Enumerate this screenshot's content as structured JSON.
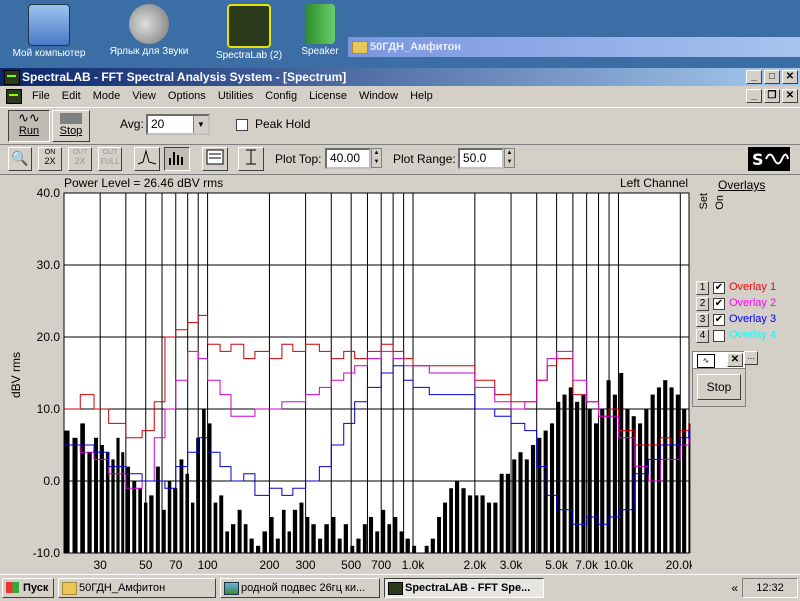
{
  "desktop": {
    "icons": [
      {
        "label": "Мой компьютер",
        "icon": "computer-icon"
      },
      {
        "label": "Ярлык для Звуки",
        "icon": "speaker-icon"
      },
      {
        "label": "SpectraLab (2)",
        "icon": "spectralab-icon"
      },
      {
        "label": "Speaker",
        "icon": "speaker-shortcut-icon"
      }
    ],
    "bg_window_title": "50ГДН_Амфитон"
  },
  "window": {
    "title": "SpectraLAB - FFT Spectral Analysis System - [Spectrum]"
  },
  "menu": [
    "File",
    "Edit",
    "Mode",
    "View",
    "Options",
    "Utilities",
    "Config",
    "License",
    "Window",
    "Help"
  ],
  "toolbar": {
    "run_label": "Run",
    "stop_label": "Stop",
    "avg_label": "Avg:",
    "avg_value": "20",
    "peak_hold_label": "Peak Hold",
    "zoom_btns": [
      {
        "top": "ON",
        "bottom": "2X"
      },
      {
        "top": "OUT",
        "bottom": "2X"
      },
      {
        "top": "OUT",
        "bottom": "FULL"
      }
    ],
    "plot_top_label": "Plot Top:",
    "plot_top_value": "40.00",
    "plot_range_label": "Plot Range:",
    "plot_range_value": "50.0"
  },
  "chart_header": {
    "power_level": "Power Level = 26.46 dBV rms",
    "channel": "Left Channel"
  },
  "chart_data": {
    "type": "bar",
    "ylabel": "dBV rms",
    "ylim": [
      -10,
      40
    ],
    "xscale": "log",
    "xlim": [
      20,
      22050
    ],
    "yticks": [
      "40.0",
      "30.0",
      "20.0",
      "10.0",
      "0.0",
      "-10.0"
    ],
    "xticks": [
      {
        "f": 30,
        "label": "30"
      },
      {
        "f": 50,
        "label": "50"
      },
      {
        "f": 70,
        "label": "70"
      },
      {
        "f": 100,
        "label": "100"
      },
      {
        "f": 200,
        "label": "200"
      },
      {
        "f": 300,
        "label": "300"
      },
      {
        "f": 500,
        "label": "500"
      },
      {
        "f": 700,
        "label": "700"
      },
      {
        "f": 1000,
        "label": "1.0k"
      },
      {
        "f": 2000,
        "label": "2.0k"
      },
      {
        "f": 3000,
        "label": "3.0k"
      },
      {
        "f": 5000,
        "label": "5.0k"
      },
      {
        "f": 7000,
        "label": "7.0k"
      },
      {
        "f": 10000,
        "label": "10.0k"
      },
      {
        "f": 20000,
        "label": "20.0k"
      }
    ],
    "gridlines": [
      30,
      40,
      50,
      60,
      70,
      80,
      90,
      100,
      200,
      300,
      400,
      500,
      600,
      700,
      800,
      900,
      1000,
      2000,
      3000,
      4000,
      5000,
      6000,
      7000,
      8000,
      9000,
      10000,
      20000
    ],
    "spectrum": [
      [
        20,
        7
      ],
      [
        22,
        6
      ],
      [
        24,
        8
      ],
      [
        26,
        4
      ],
      [
        28,
        6
      ],
      [
        30,
        5
      ],
      [
        32,
        4
      ],
      [
        34,
        3
      ],
      [
        36,
        6
      ],
      [
        38,
        4
      ],
      [
        40,
        2
      ],
      [
        43,
        0
      ],
      [
        46,
        -1
      ],
      [
        49,
        -3
      ],
      [
        52,
        -2
      ],
      [
        56,
        2
      ],
      [
        60,
        -4
      ],
      [
        64,
        0
      ],
      [
        68,
        -1
      ],
      [
        73,
        3
      ],
      [
        78,
        1
      ],
      [
        83,
        -3
      ],
      [
        88,
        6
      ],
      [
        94,
        10
      ],
      [
        100,
        8
      ],
      [
        107,
        -3
      ],
      [
        114,
        -2
      ],
      [
        122,
        -7
      ],
      [
        130,
        -6
      ],
      [
        140,
        -4
      ],
      [
        150,
        -6
      ],
      [
        160,
        -8
      ],
      [
        172,
        -9
      ],
      [
        185,
        -7
      ],
      [
        200,
        -5
      ],
      [
        215,
        -8
      ],
      [
        230,
        -4
      ],
      [
        245,
        -7
      ],
      [
        260,
        -4
      ],
      [
        280,
        -3
      ],
      [
        300,
        -5
      ],
      [
        320,
        -6
      ],
      [
        345,
        -8
      ],
      [
        370,
        -6
      ],
      [
        400,
        -5
      ],
      [
        430,
        -8
      ],
      [
        460,
        -6
      ],
      [
        495,
        -9
      ],
      [
        530,
        -8
      ],
      [
        570,
        -6
      ],
      [
        610,
        -5
      ],
      [
        655,
        -7
      ],
      [
        700,
        -4
      ],
      [
        750,
        -6
      ],
      [
        800,
        -5
      ],
      [
        860,
        -7
      ],
      [
        920,
        -8
      ],
      [
        990,
        -9
      ],
      [
        1060,
        -10
      ],
      [
        1140,
        -9
      ],
      [
        1220,
        -8
      ],
      [
        1310,
        -5
      ],
      [
        1400,
        -3
      ],
      [
        1500,
        -1
      ],
      [
        1600,
        0
      ],
      [
        1720,
        -1
      ],
      [
        1850,
        -2
      ],
      [
        1990,
        -2
      ],
      [
        2130,
        -2
      ],
      [
        2290,
        -3
      ],
      [
        2460,
        -3
      ],
      [
        2640,
        1
      ],
      [
        2830,
        1
      ],
      [
        3040,
        3
      ],
      [
        3260,
        4
      ],
      [
        3500,
        3
      ],
      [
        3750,
        5
      ],
      [
        4030,
        6
      ],
      [
        4320,
        7
      ],
      [
        4640,
        8
      ],
      [
        4980,
        11
      ],
      [
        5340,
        12
      ],
      [
        5730,
        13
      ],
      [
        6150,
        11
      ],
      [
        6600,
        12
      ],
      [
        7080,
        10
      ],
      [
        7600,
        8
      ],
      [
        8150,
        10
      ],
      [
        8750,
        14
      ],
      [
        9390,
        12
      ],
      [
        10080,
        15
      ],
      [
        10810,
        10
      ],
      [
        11600,
        9
      ],
      [
        12450,
        8
      ],
      [
        13360,
        10
      ],
      [
        14340,
        12
      ],
      [
        15390,
        13
      ],
      [
        16510,
        14
      ],
      [
        17720,
        13
      ],
      [
        19020,
        12
      ],
      [
        20410,
        10
      ],
      [
        21900,
        8
      ]
    ],
    "series": [
      {
        "name": "Overlay 1",
        "color": "#cc0000",
        "values": [
          [
            20,
            10
          ],
          [
            24,
            12
          ],
          [
            28,
            10
          ],
          [
            33,
            8
          ],
          [
            40,
            6
          ],
          [
            48,
            7
          ],
          [
            55,
            11
          ],
          [
            62,
            20
          ],
          [
            70,
            21
          ],
          [
            80,
            22
          ],
          [
            90,
            23
          ],
          [
            100,
            19
          ],
          [
            115,
            18
          ],
          [
            130,
            19
          ],
          [
            150,
            17
          ],
          [
            170,
            18
          ],
          [
            200,
            17
          ],
          [
            230,
            19
          ],
          [
            260,
            18
          ],
          [
            300,
            19
          ],
          [
            350,
            18
          ],
          [
            400,
            17
          ],
          [
            460,
            18
          ],
          [
            520,
            17
          ],
          [
            600,
            18
          ],
          [
            700,
            19
          ],
          [
            800,
            18
          ],
          [
            900,
            17
          ],
          [
            1000,
            16
          ],
          [
            1200,
            16
          ],
          [
            1500,
            16
          ],
          [
            2000,
            14
          ],
          [
            2500,
            12
          ],
          [
            3000,
            11
          ],
          [
            3500,
            11
          ],
          [
            4000,
            14
          ],
          [
            4500,
            16
          ],
          [
            5000,
            17
          ],
          [
            6000,
            12
          ],
          [
            7000,
            11
          ],
          [
            8000,
            9
          ],
          [
            9000,
            10
          ],
          [
            10000,
            7
          ],
          [
            12000,
            5
          ],
          [
            14000,
            5
          ],
          [
            16000,
            6
          ],
          [
            18000,
            5
          ],
          [
            20000,
            7
          ],
          [
            22000,
            8
          ]
        ]
      },
      {
        "name": "Overlay 2",
        "color": "#cc00cc",
        "values": [
          [
            20,
            5
          ],
          [
            24,
            4
          ],
          [
            28,
            3
          ],
          [
            33,
            1
          ],
          [
            40,
            -1
          ],
          [
            48,
            0
          ],
          [
            55,
            6
          ],
          [
            62,
            10
          ],
          [
            70,
            14
          ],
          [
            80,
            18
          ],
          [
            90,
            17
          ],
          [
            100,
            14
          ],
          [
            115,
            12
          ],
          [
            130,
            9
          ],
          [
            150,
            9
          ],
          [
            170,
            10
          ],
          [
            200,
            10
          ],
          [
            230,
            11
          ],
          [
            260,
            11
          ],
          [
            300,
            12
          ],
          [
            350,
            13
          ],
          [
            400,
            14
          ],
          [
            460,
            15
          ],
          [
            520,
            16
          ],
          [
            600,
            17
          ],
          [
            700,
            18
          ],
          [
            800,
            17
          ],
          [
            900,
            16
          ],
          [
            1000,
            16
          ],
          [
            1200,
            15
          ],
          [
            1500,
            15
          ],
          [
            2000,
            13
          ],
          [
            2500,
            11
          ],
          [
            3000,
            10
          ],
          [
            3500,
            11
          ],
          [
            4000,
            14
          ],
          [
            4500,
            17
          ],
          [
            5000,
            18
          ],
          [
            6000,
            14
          ],
          [
            7000,
            11
          ],
          [
            8000,
            9
          ],
          [
            9000,
            9
          ],
          [
            10000,
            6
          ],
          [
            12000,
            2
          ],
          [
            14000,
            0
          ],
          [
            16000,
            3
          ],
          [
            18000,
            3
          ],
          [
            20000,
            5
          ],
          [
            22000,
            7
          ]
        ]
      },
      {
        "name": "Overlay 3",
        "color": "#0000cc",
        "values": [
          [
            20,
            5
          ],
          [
            24,
            5
          ],
          [
            28,
            4
          ],
          [
            33,
            2
          ],
          [
            40,
            1
          ],
          [
            48,
            0
          ],
          [
            55,
            0
          ],
          [
            62,
            -1
          ],
          [
            70,
            2
          ],
          [
            80,
            4
          ],
          [
            90,
            6
          ],
          [
            100,
            4
          ],
          [
            115,
            2
          ],
          [
            130,
            0
          ],
          [
            150,
            1
          ],
          [
            170,
            -2
          ],
          [
            200,
            -1
          ],
          [
            230,
            -2
          ],
          [
            260,
            -1
          ],
          [
            300,
            0
          ],
          [
            350,
            2
          ],
          [
            400,
            5
          ],
          [
            460,
            8
          ],
          [
            520,
            11
          ],
          [
            600,
            13
          ],
          [
            700,
            15
          ],
          [
            800,
            16
          ],
          [
            900,
            14
          ],
          [
            1000,
            13
          ],
          [
            1200,
            12
          ],
          [
            1500,
            12
          ],
          [
            2000,
            10
          ],
          [
            2500,
            9
          ],
          [
            3000,
            8
          ],
          [
            3500,
            7
          ],
          [
            4000,
            2
          ],
          [
            4500,
            -2
          ],
          [
            5000,
            -4
          ],
          [
            6000,
            -6
          ],
          [
            7000,
            -5
          ],
          [
            8000,
            -6
          ],
          [
            9000,
            -5
          ],
          [
            10000,
            -4
          ],
          [
            12000,
            1
          ],
          [
            14000,
            3
          ],
          [
            16000,
            5
          ],
          [
            18000,
            5
          ],
          [
            20000,
            6
          ],
          [
            22000,
            7
          ]
        ]
      }
    ]
  },
  "overlays": {
    "title": "Overlays",
    "set_label": "Set",
    "on_label": "On",
    "items": [
      {
        "num": "1",
        "label": "Overlay 1",
        "color": "#ff0000",
        "checked": "✔"
      },
      {
        "num": "2",
        "label": "Overlay 2",
        "color": "#ff00ff",
        "checked": "✔"
      },
      {
        "num": "3",
        "label": "Overlay 3",
        "color": "#0000ff",
        "checked": "✔"
      },
      {
        "num": "4",
        "label": "Overlay 4",
        "color": "#00ffff",
        "checked": ""
      }
    ],
    "popup_ellipsis": "...",
    "popup_stop": "Stop"
  },
  "taskbar": {
    "start_label": "Пуск",
    "tasks": [
      {
        "label": "50ГДН_Амфитон",
        "icon": "folder-icon",
        "active": false
      },
      {
        "label": "родной подвес 26гц ки...",
        "icon": "image-icon",
        "active": false
      },
      {
        "label": "SpectraLAB - FFT Spe...",
        "icon": "spectralab-icon",
        "active": true
      }
    ],
    "tray_arrows": "«",
    "clock": "12:32"
  }
}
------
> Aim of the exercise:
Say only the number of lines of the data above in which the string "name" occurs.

> Response:
3